The second step, he says, involves creating a harmonizing data layer. “Think about it as your iTunes data catalog, where your albums in iTunes are categorized by rock, pop, alternative, etc. It’s the same idea. Now that we have data in one place, how do we create albums from the data?”
Shoemaker says that bringing in social determinant data is a key priority for Allina this year. “Consumer insights is another one we have put energy into,” he explains. “Hospital-centric data is necessary, but thinking of it from a retail experience level and understanding your role in the market you are trying to serve is relatively new to healthcare. We are trying to build that insights practice.” Another strong focus is on patient-reported outcomes, he adds.
Cynthia Burghard, research director of IDC Health Insights in Framingham, Mass., says CIOs tend to have a more short-term focus and are looking for analytics solutions that solve specific problems. If a CIO in a health system with tiny margins asks to invest $5 million for the next five years to build a data lake, they might be out of a job, she says. “But if that same CIO hears that the health system is getting penalized heavily for its readmission rates and can find something to help solve that problem analytically, that is a much more compelling argument.” In other words, CIOs are less focused on pristine infrastructure to do analytics than on getting help to solve today’s problems.

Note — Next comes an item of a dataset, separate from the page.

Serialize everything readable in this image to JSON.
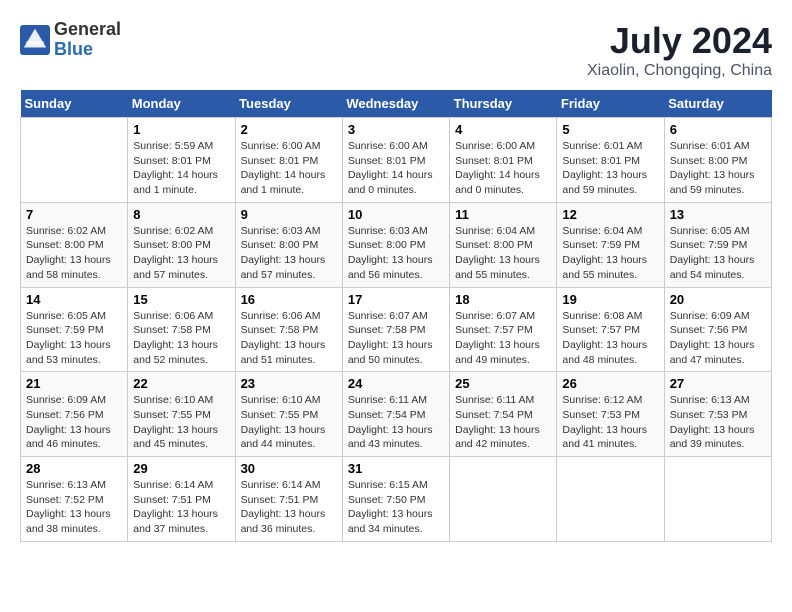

Of course, there is a personnel and talent management side to analytics as well. During a recent webinar talk, Shakeeb Akhter, director of the enterprise data warehouse at Northwestern University’s Feinberg School of Medicine, described what has worked well there. “When you’re first starting down the data warehousing and analytics path, it is important to find people who have a blend of experience with clinical operations, with the EHR workflows, and some business intelligence background,” he says. “We’ve hired people who have some sort of clinical background or have been application analysts. We made them data architects and started training them to think about things on a much larger scale from a data warehousing perspective.”
The proliferation of data, including large data sets involving genomics and research, is forcing CIOs to reconsider the traditional data center model and focus more on hybrid cloud and public cloud offerings from vendors such as Amazon and Microsoft. A recent blog post by David Cappuccio, a Gartner research vice president, was titled “The Data Center Is Dead.” He wrote that “the role of the traditional data center is being relegated to that of a legacy holding area, dedicated to very specific services than cannot be supported elsewhere, or supporting those systems that are most economically efficient on-premises.” He wrote that Gartner estimates that by 2025, 80 percent of enterprises will have shut down their traditional data center, versus 10 percent today.

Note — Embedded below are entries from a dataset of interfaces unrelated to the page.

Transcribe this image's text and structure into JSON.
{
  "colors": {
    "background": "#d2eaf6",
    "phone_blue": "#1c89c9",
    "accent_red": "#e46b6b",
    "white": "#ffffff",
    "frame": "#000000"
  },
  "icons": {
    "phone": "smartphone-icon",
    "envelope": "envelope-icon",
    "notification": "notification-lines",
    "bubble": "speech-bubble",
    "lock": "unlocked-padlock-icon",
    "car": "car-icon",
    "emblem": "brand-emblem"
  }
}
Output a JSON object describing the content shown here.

In healthcare, however, one challenge is that many departmental systems, such as lab systems, were developed in older architectures. “You can’t just press a button and throw it up into the cloud,” IDC Health Insights Burghard says. “The application vendor has to modernize the software. Ripping and replacing a pharmacy system is not top of mind for CIOs these days. If they can limp along with it, they probably

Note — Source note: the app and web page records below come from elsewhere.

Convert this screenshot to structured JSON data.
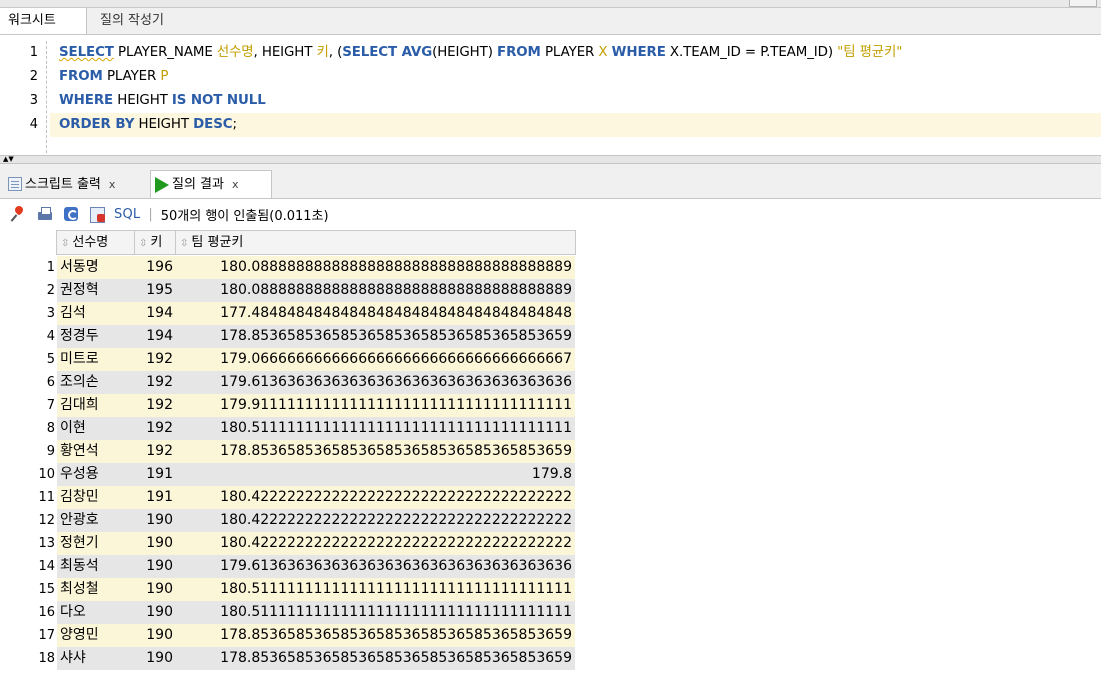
{
  "worksheet_tabs": {
    "active": "워크시트",
    "inactive": "질의 작성기"
  },
  "editor": {
    "lines": [
      {
        "num": "1",
        "segments": [
          {
            "t": "SELECT",
            "c": "kw squig"
          },
          {
            "t": " PLAYER_NAME ",
            "c": ""
          },
          {
            "t": "선수명",
            "c": "al"
          },
          {
            "t": ", HEIGHT ",
            "c": ""
          },
          {
            "t": "키",
            "c": "al"
          },
          {
            "t": ", (",
            "c": ""
          },
          {
            "t": "SELECT AVG",
            "c": "kw"
          },
          {
            "t": "(HEIGHT) ",
            "c": ""
          },
          {
            "t": "FROM",
            "c": "kw"
          },
          {
            "t": " PLAYER ",
            "c": ""
          },
          {
            "t": "X",
            "c": "al"
          },
          {
            "t": " ",
            "c": ""
          },
          {
            "t": "WHERE",
            "c": "kw"
          },
          {
            "t": " X.TEAM_ID = P.TEAM_ID) ",
            "c": ""
          },
          {
            "t": "\"팀 평균키\"",
            "c": "al"
          }
        ]
      },
      {
        "num": "2",
        "segments": [
          {
            "t": "FROM",
            "c": "kw"
          },
          {
            "t": " PLAYER ",
            "c": ""
          },
          {
            "t": "P",
            "c": "al"
          }
        ]
      },
      {
        "num": "3",
        "segments": [
          {
            "t": "WHERE",
            "c": "kw"
          },
          {
            "t": " HEIGHT ",
            "c": ""
          },
          {
            "t": "IS NOT NULL",
            "c": "kw"
          }
        ]
      },
      {
        "num": "4",
        "segments": [
          {
            "t": "ORDER BY",
            "c": "kw"
          },
          {
            "t": " HEIGHT ",
            "c": ""
          },
          {
            "t": "DESC",
            "c": "kw"
          },
          {
            "t": ";",
            "c": ""
          }
        ]
      }
    ]
  },
  "result_tabs": {
    "script_output": "스크립트 출력",
    "query_result": "질의 결과",
    "close_glyph": "x"
  },
  "toolbar": {
    "sql_label": "SQL",
    "separator": "|",
    "status": "50개의 행이 인출됨(0.011초)"
  },
  "grid": {
    "columns": [
      "선수명",
      "키",
      "팀 평균키"
    ],
    "sort_glyph": "⇳",
    "rows": [
      [
        "1",
        "서동명",
        "196",
        "180.088888888888888888888888888888888889"
      ],
      [
        "2",
        "권정혁",
        "195",
        "180.088888888888888888888888888888888889"
      ],
      [
        "3",
        "김석",
        "194",
        "177.484848484848484848484848484848484848"
      ],
      [
        "4",
        "정경두",
        "194",
        "178.853658536585365853658536585365853659"
      ],
      [
        "5",
        "미트로",
        "192",
        "179.066666666666666666666666666666666667"
      ],
      [
        "6",
        "조의손",
        "192",
        "179.613636363636363636363636363636363636"
      ],
      [
        "7",
        "김대희",
        "192",
        "179.911111111111111111111111111111111111"
      ],
      [
        "8",
        "이현",
        "192",
        "180.511111111111111111111111111111111111"
      ],
      [
        "9",
        "황연석",
        "192",
        "178.853658536585365853658536585365853659"
      ],
      [
        "10",
        "우성용",
        "191",
        "179.8"
      ],
      [
        "11",
        "김창민",
        "191",
        "180.422222222222222222222222222222222222"
      ],
      [
        "12",
        "안광호",
        "190",
        "180.422222222222222222222222222222222222"
      ],
      [
        "13",
        "정현기",
        "190",
        "180.422222222222222222222222222222222222"
      ],
      [
        "14",
        "최동석",
        "190",
        "179.613636363636363636363636363636363636"
      ],
      [
        "15",
        "최성철",
        "190",
        "180.511111111111111111111111111111111111"
      ],
      [
        "16",
        "다오",
        "190",
        "180.511111111111111111111111111111111111"
      ],
      [
        "17",
        "양영민",
        "190",
        "178.853658536585365853658536585365853659"
      ],
      [
        "18",
        "샤샤",
        "190",
        "178.853658536585365853658536585365853659"
      ]
    ]
  }
}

are going to.”
Allina serves as a good example. It built a data center six years ago, which made business sense at the time, Shoemaker says. When it needed a second new data center, it chose a co-location design. “So far, we haven’t moved away from data center management, but we are always looking at when cloud-based management of our data stores makes more sense than on-premises solutions.” It requires regular re-assessment, he adds, “because the world does change every 18 months or so.”